-- Opening Marker --

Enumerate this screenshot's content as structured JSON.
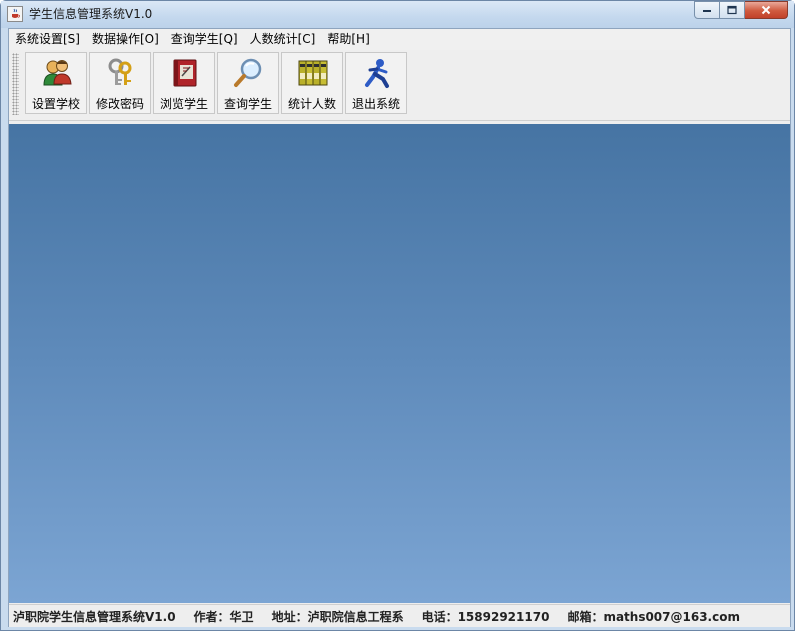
{
  "window": {
    "title": "学生信息管理系统V1.0"
  },
  "menu": [
    {
      "label": "系统设置[S]"
    },
    {
      "label": "数据操作[O]"
    },
    {
      "label": "查询学生[Q]"
    },
    {
      "label": "人数统计[C]"
    },
    {
      "label": "帮助[H]"
    }
  ],
  "toolbar": [
    {
      "label": "设置学校",
      "icon": "users-icon"
    },
    {
      "label": "修改密码",
      "icon": "keys-icon"
    },
    {
      "label": "浏览学生",
      "icon": "book-icon"
    },
    {
      "label": "查询学生",
      "icon": "magnifier-icon"
    },
    {
      "label": "统计人数",
      "icon": "binders-icon"
    },
    {
      "label": "退出系统",
      "icon": "running-man-icon"
    }
  ],
  "statusbar": {
    "system": "泸职院学生信息管理系统V1.0",
    "author": "作者：华卫",
    "address": "地址：泸职院信息工程系",
    "phone": "电话：15892921170",
    "email": "邮箱：maths007@163.com"
  },
  "colors": {
    "desktop_top": "#4674a3",
    "desktop_bottom": "#7ca5d3",
    "close_button": "#cf5a3f"
  }
}
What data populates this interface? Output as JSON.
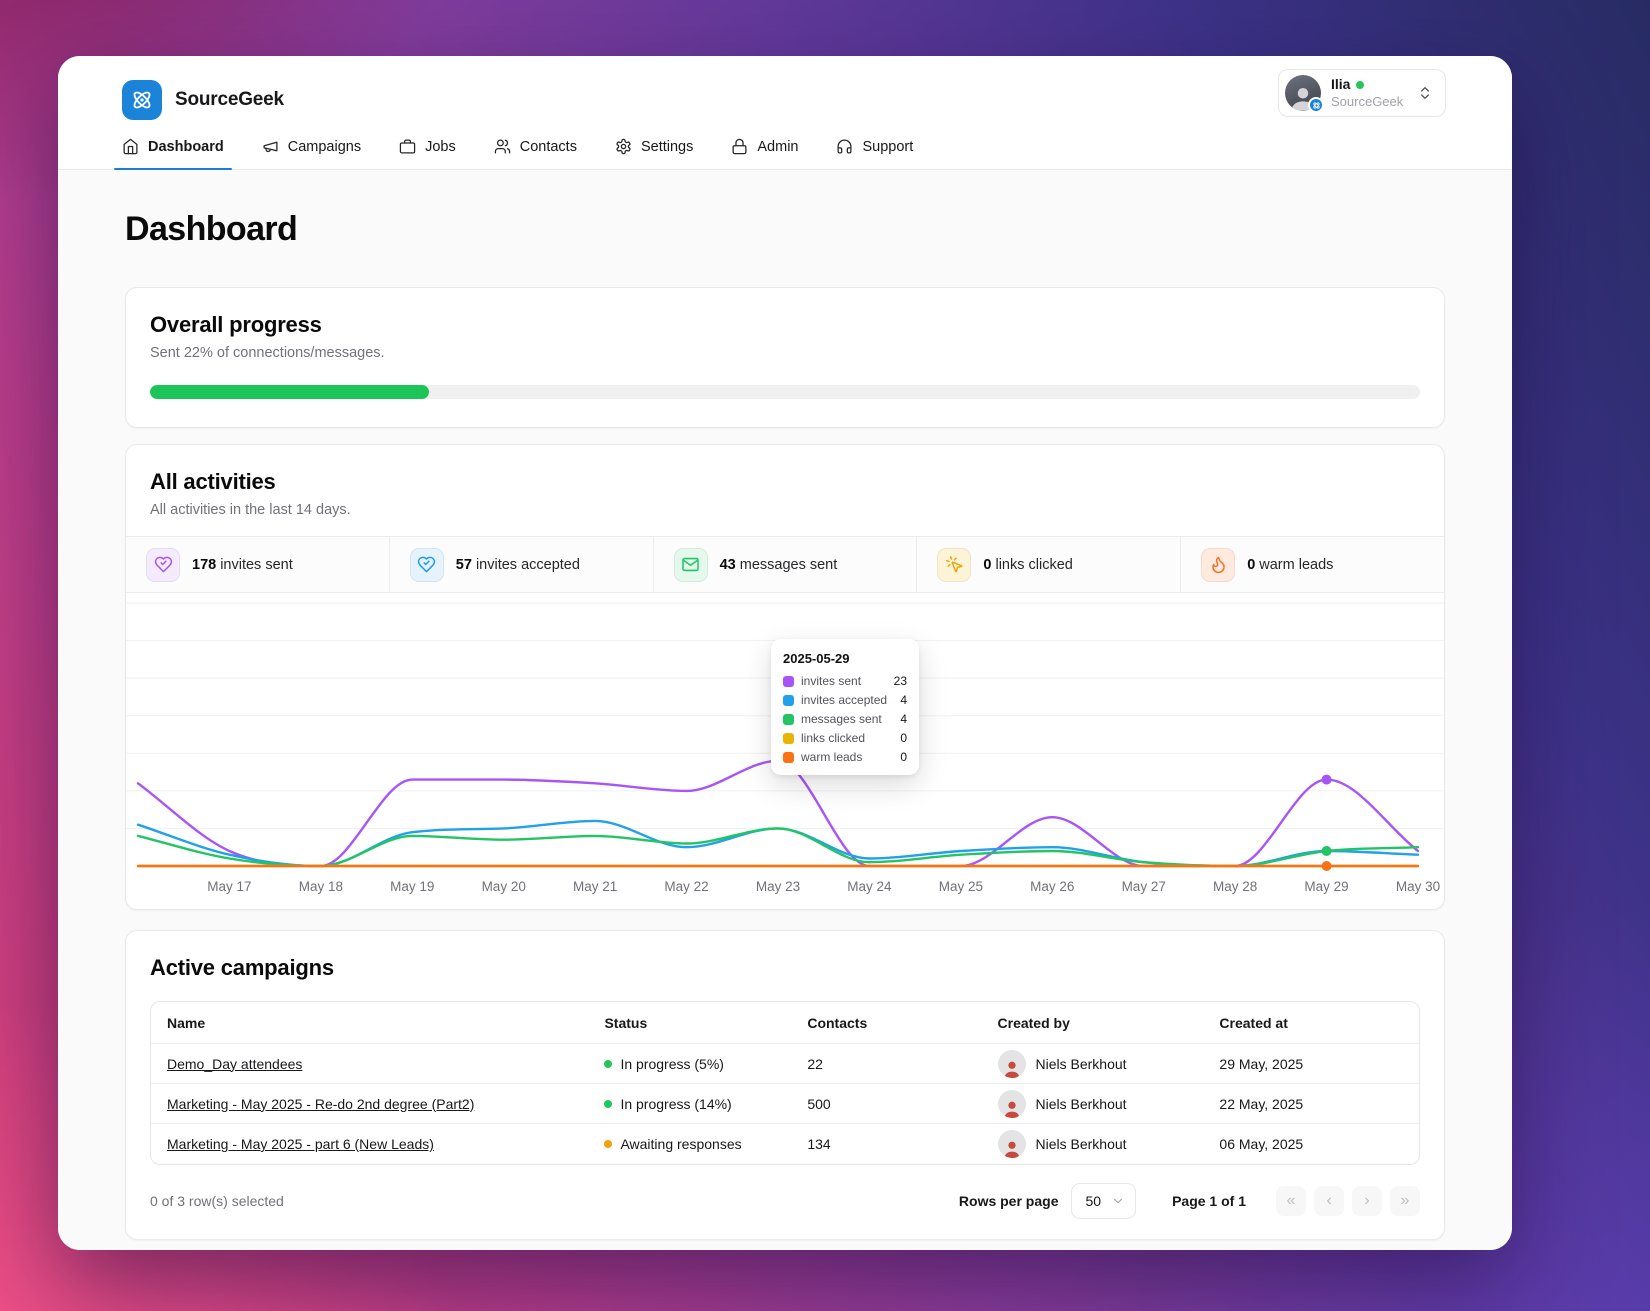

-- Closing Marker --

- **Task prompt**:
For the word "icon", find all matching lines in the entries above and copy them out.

- **Exercise output**:
      "icon": "users-icon"
      "icon": "keys-icon"
      "icon": "book-icon"
      "icon": "magnifier-icon"
      "icon": "binders-icon"
      "icon": "running-man-icon"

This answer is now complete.